Problem to work on:
How many lines of these records hold the string "dBμV"? Reply with the number alone.

(Data in this exercise begins)

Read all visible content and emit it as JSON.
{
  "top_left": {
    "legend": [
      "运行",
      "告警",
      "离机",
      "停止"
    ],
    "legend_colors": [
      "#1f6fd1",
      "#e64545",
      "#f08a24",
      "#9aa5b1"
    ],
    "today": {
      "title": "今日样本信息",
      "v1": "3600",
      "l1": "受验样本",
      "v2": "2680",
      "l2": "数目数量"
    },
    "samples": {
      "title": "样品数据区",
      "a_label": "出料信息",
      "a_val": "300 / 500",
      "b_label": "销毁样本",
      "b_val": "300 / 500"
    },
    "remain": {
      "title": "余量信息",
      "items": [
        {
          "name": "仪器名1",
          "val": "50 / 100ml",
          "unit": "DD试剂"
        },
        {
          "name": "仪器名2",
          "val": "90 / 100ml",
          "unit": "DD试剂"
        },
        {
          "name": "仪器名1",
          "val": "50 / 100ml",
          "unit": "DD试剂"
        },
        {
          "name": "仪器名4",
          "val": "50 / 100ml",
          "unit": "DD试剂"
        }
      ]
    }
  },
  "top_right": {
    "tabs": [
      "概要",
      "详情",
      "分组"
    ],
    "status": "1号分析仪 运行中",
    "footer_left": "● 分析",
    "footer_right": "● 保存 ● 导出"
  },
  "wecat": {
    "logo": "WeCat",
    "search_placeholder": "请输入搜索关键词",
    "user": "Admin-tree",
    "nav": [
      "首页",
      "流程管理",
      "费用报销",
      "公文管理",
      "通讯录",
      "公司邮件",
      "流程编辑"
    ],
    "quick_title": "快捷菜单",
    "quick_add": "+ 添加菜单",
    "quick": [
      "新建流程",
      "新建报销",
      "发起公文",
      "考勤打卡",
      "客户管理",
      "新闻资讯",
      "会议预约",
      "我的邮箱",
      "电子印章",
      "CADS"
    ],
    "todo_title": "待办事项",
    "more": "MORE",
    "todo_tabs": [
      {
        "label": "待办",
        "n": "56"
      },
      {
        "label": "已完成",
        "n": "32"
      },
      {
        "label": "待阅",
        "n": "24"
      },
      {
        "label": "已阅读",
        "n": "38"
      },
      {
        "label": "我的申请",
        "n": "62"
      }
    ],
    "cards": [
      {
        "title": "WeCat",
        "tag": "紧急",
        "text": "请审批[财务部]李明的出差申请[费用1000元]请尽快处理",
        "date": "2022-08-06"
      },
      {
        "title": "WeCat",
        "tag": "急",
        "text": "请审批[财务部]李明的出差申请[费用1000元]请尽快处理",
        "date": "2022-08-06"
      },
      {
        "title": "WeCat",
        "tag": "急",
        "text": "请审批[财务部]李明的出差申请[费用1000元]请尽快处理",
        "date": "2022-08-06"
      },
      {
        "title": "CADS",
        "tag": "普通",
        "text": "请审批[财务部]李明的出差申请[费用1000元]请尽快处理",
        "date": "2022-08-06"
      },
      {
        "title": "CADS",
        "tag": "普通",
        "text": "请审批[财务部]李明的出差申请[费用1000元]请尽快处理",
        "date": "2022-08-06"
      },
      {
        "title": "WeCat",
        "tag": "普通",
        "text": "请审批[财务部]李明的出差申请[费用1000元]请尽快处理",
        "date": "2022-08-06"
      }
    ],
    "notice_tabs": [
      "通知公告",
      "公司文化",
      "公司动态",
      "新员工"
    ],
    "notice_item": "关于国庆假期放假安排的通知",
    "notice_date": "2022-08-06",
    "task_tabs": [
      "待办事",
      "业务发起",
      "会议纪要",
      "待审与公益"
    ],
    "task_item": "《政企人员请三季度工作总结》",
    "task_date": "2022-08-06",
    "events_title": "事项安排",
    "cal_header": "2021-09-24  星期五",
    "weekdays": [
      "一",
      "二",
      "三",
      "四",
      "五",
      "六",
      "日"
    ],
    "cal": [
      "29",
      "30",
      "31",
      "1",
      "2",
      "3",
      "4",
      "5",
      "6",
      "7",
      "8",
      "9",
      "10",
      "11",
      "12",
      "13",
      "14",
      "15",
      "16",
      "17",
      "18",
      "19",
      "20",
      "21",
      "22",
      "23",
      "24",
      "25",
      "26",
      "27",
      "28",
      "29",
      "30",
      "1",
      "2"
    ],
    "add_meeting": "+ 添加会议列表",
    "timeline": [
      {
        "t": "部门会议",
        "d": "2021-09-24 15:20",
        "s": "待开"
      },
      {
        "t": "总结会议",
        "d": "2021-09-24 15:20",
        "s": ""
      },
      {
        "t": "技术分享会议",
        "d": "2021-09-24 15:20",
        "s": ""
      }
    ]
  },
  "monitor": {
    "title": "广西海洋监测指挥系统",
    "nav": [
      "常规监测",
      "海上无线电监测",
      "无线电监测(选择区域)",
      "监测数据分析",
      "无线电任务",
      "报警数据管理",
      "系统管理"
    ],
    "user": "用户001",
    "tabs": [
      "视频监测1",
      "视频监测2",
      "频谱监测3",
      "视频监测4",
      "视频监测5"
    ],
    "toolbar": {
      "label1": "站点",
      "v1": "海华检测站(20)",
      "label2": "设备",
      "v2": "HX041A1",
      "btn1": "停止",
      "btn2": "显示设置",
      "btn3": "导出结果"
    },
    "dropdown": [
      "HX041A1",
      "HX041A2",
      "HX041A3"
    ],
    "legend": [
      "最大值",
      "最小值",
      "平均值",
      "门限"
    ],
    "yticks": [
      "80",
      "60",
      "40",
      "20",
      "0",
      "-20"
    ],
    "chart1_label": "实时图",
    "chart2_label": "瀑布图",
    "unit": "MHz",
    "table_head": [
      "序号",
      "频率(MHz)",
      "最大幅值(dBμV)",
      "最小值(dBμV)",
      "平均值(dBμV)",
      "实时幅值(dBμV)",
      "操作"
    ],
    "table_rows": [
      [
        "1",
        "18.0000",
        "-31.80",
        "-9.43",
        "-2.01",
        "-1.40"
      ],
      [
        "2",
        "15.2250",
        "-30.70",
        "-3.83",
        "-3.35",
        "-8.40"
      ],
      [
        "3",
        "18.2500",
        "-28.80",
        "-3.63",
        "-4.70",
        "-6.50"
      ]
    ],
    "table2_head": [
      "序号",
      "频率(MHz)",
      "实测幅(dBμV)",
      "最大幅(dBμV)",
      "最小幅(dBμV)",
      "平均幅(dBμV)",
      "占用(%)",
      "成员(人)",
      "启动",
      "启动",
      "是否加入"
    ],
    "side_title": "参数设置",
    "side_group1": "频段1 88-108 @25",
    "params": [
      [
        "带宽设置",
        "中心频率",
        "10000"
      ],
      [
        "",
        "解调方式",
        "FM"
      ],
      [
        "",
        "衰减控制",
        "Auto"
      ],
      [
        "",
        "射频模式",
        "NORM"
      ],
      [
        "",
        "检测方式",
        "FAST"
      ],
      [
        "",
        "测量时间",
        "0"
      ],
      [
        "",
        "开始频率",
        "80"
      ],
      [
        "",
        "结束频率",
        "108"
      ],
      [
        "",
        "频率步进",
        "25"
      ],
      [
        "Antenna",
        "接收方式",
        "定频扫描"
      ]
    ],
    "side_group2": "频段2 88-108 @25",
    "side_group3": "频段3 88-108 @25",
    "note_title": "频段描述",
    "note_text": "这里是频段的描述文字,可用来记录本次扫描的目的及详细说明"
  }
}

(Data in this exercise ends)

Problem solution:
8